  7. Canada, Parliament, House of Commons, House of Commons Debates: Official Report, Third Session – Twentieth Parliament, Volume 3 (Ottawa: King’s Printer and Controller of Stationery, 1947), 2646.
  8. Knowles, Forging Our Legacy, 68.
  9. Shephard, 341.
  10. Trudy Duivenvoorden Mitic and J.P. Leblanc, Pier 21: The Gateway that Changed Canada (Hantsport: Lancelot Press, 1988), 93-94.
  11. Mitic and Leblanc, 94-95.
  12. CCR, “A hundred Years of Immigration to Canada, 1900-1999.”

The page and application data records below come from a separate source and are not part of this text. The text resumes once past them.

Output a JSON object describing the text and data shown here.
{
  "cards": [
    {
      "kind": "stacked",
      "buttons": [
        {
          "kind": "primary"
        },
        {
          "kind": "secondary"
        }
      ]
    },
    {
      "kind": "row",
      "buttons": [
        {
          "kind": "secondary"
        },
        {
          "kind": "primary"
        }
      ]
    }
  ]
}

  13. Karl Aun, The Political Refugees: A History of the Estonians in Canada (Toronto: McClelland & Stewart Limited, 1985), 24-25. Aun lists 355 passengers, while the archival record indicates 347 refugees.
  14. LAC, Immigration Branch (hereafter IB) fonds, RG 76, vol. 668, file C19279 “Admission to Canada of the Corvette WALNUT with 261 refugee passengers (from Sweden) (Estonians) (Latvians) (Lithuanians) (Finns) (Austrians) (Poles) (lists),” microfilm reel C-10602, letter from C.E.S. Smith, Commissioner of Immigration, Department of Mines and Resources, Ottawa to Mr. McCrum, Halifax, 13 December 1948.

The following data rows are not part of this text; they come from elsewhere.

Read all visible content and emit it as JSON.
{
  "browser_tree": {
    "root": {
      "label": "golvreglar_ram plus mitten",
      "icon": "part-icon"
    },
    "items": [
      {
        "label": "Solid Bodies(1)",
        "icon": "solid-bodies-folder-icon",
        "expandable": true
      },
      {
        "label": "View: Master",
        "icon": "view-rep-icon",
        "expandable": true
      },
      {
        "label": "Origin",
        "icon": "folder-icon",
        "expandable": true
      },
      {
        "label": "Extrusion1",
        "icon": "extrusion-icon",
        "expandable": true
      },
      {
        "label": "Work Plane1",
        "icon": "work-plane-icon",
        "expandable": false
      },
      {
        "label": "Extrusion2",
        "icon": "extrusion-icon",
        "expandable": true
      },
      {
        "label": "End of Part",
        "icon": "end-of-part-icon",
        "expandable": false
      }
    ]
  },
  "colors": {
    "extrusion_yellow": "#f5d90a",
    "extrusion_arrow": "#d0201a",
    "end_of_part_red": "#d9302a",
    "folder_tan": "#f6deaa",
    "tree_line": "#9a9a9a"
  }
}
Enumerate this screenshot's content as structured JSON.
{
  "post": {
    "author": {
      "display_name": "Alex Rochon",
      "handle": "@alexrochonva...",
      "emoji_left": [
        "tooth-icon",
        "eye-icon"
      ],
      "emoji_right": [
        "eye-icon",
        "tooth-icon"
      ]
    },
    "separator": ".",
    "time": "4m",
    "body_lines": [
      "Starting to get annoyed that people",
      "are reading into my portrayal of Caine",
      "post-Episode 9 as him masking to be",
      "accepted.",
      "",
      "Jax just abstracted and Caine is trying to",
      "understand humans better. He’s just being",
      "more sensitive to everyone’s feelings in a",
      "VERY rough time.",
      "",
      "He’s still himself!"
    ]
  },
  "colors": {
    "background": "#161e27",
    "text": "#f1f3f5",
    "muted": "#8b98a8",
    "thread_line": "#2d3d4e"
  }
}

  15. “Refugees Hold Farewell Party,” Halifax Mail Star, 31 January 1949, 3.
  16. LAC, IB fonds, RG 76, vol. 668, file C19279 “Admission to Canada of the Corvette WALNUT with 261 refugee passengers (from Sweden) (Estonians) (Latvians) (Lithuanians) (Finns) (Austrians) (Poles) (lists),” microfilm reel C-10602, “Report on 347 Refugees from Sweden arriving on S.S. “Walnut” on the morning of December 13th, 1948, at the port of Halifax, N.S.”
  17. “Report on 347 Refugees from Sweden arriving on S.S. “Walnut” on the morning of December 13th, 1948, at the port of Halifax, N.S.”
  18. “Report on 347 Refugees from Sweden arriving on S.S. “Walnut” on the morning of December 13th, 1948, at the port of Halifax, N.S.”
  19. “Report on 347 Refugees from Sweden arriving on S.S. “Walnut” on the morning of December 13th, 1948, at the port of Halifax, N.S.”
  20. “Report on 347 Refugees from Sweden arriving on S.S. “Walnut” on the morning of December 13th, 1948, at the port of Halifax, N.S.”

Jan Raska, PhD

A man stands in front of floor to ceiling bookshelves.

Dr. Jan Raska is a historian with the Canadian Museum of Immigration. He holds a PhD in History from the University of Waterloo. He is curator of the museum’s past temporary exhibitions, Safe Haven: Canada and the 1956 Hungarian Refugees and 1968: Canada and the Prague Spring Refugees. He is the author of Czech Refugees in Cold War Canada: 1945-1989 (University of Manitoba Press, 2018) and co-author of Pier 21: A History (University of Ottawa Press, 2020).